In
By the Light of Day Pauline Keith writes of her memories of the family slaughter-yard. The poetry is hard edged and not for the feint hearted; bones, carcasses and blood spill into the imagery. This gruesome environment has clearly left a huge impression on Pauline Keith, like the farm that dominates Seamus Heaney's early poetry, it is a world she can't leave behind. We see her as an adult in the kitchen in the final poem 'Flaying Knife' with the knife her uncle used to 'slit a throat for bleeding'. Now the knife is placed 'in my kitchen block with the carvers' but despite its new setting it still speaks of its bloody past, much like the author.

Ian Davidson spends a lot of the time in
In Agitation looking skyward, his poems frequently features birds, clouds and stars, if its not the sky he's staring at then its the sea. However, these are all perfectly nice images for poems and Ian Davidson writes well, with a highly distinctive style. The one criticism I will raise is the pointless hy-
-phenation of words the do not need any hy-
-phenation. Doubtless this is done for an effect, but whether the effect Davidson was going for was a slight annoyance is his question to remedy.

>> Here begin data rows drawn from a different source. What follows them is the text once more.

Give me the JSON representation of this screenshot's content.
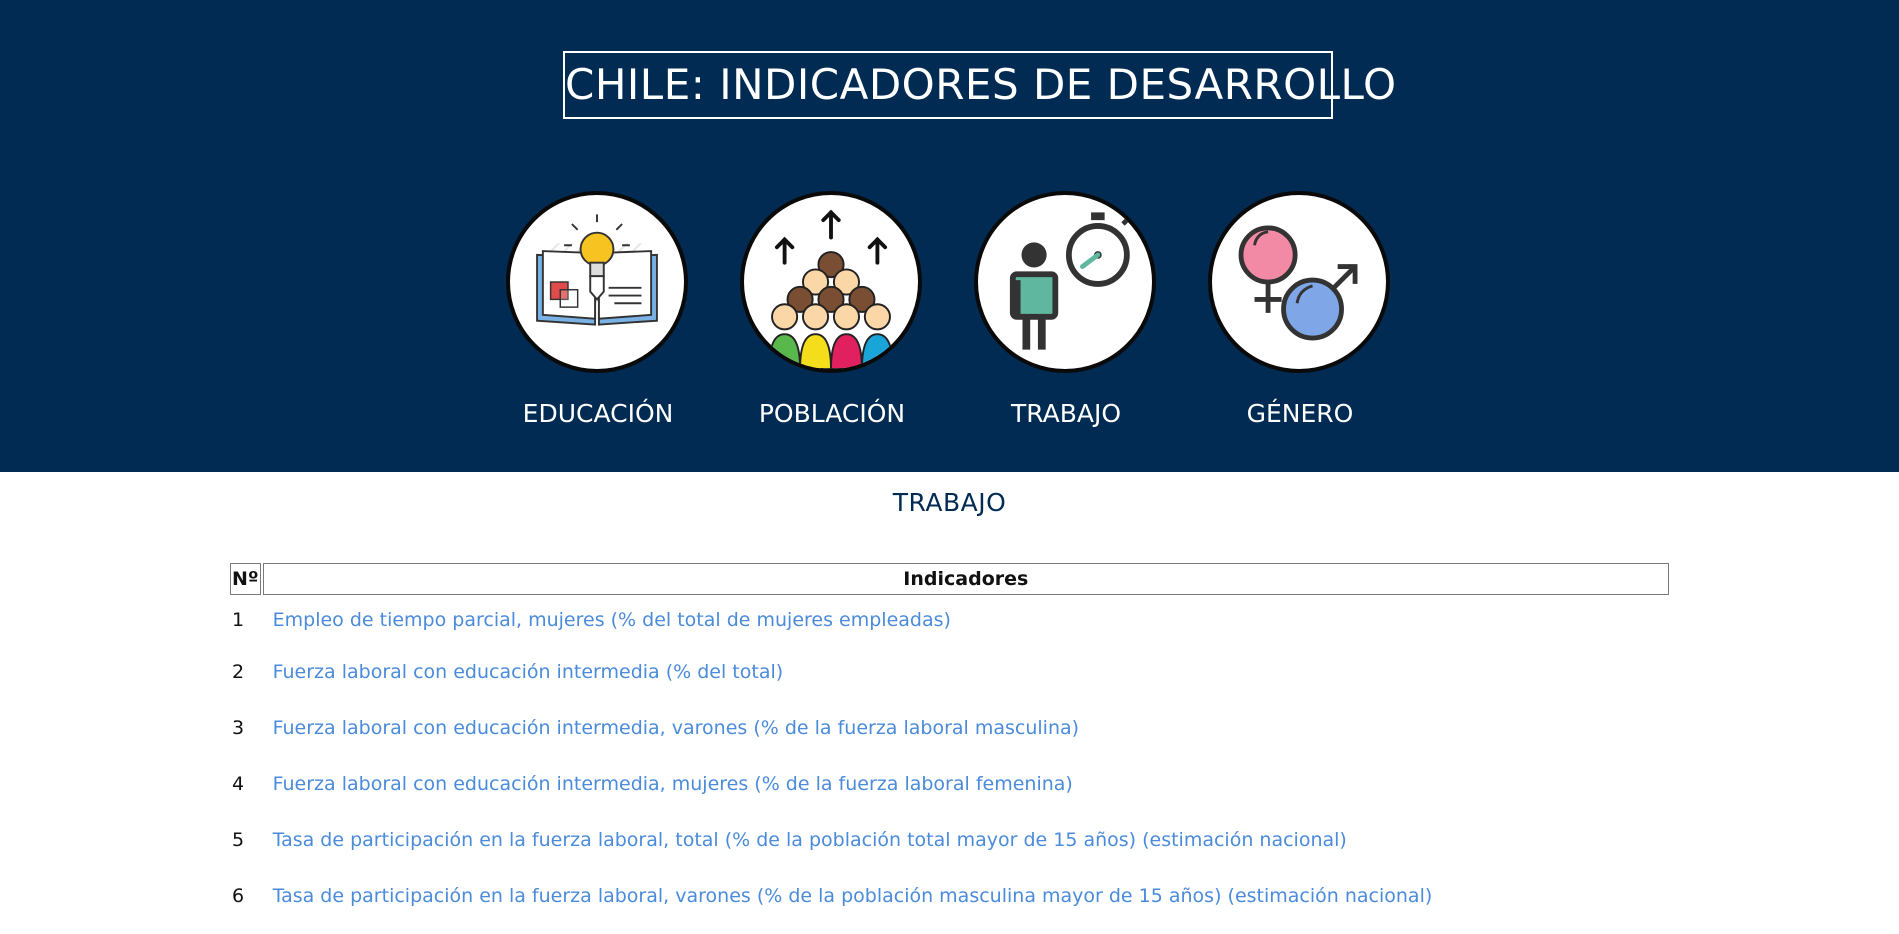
{
  "header": {
    "title": "CHILE: INDICADORES DE DESARROLLO"
  },
  "categories": [
    {
      "label": "EDUCACIÓN",
      "icon": "education-icon"
    },
    {
      "label": "POBLACIÓN",
      "icon": "population-icon"
    },
    {
      "label": "TRABAJO",
      "icon": "work-icon"
    },
    {
      "label": "GÉNERO",
      "icon": "gender-icon"
    }
  ],
  "section": {
    "title": "TRABAJO"
  },
  "table": {
    "headers": [
      "Nº",
      "Indicadores"
    ],
    "rows": [
      {
        "n": "1",
        "text": "Empleo de tiempo parcial, mujeres (% del total de mujeres empleadas)"
      },
      {
        "n": "2",
        "text": "Fuerza laboral con educación intermedia (% del total)"
      },
      {
        "n": "3",
        "text": "Fuerza laboral con educación intermedia, varones (% de la fuerza laboral masculina)"
      },
      {
        "n": "4",
        "text": "Fuerza laboral con educación intermedia, mujeres (% de la fuerza laboral femenina)"
      },
      {
        "n": "5",
        "text": "Tasa de participación en la fuerza laboral, total (% de la población total mayor de 15 años) (estimación nacional)"
      },
      {
        "n": "6",
        "text": "Tasa de participación en la fuerza laboral, varones (% de la población masculina mayor de 15 años) (estimación nacional)"
      }
    ]
  },
  "colors": {
    "header_bg": "#012b52",
    "link": "#4a8bdb",
    "section_title": "#012b52"
  }
}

A final thought, talk show host style, after reading these ten pamphlets: its a pleasure to read so much good writing. I raise my glass to the efforts of the poets above, chin chin!

   © Charlie Baylis 2015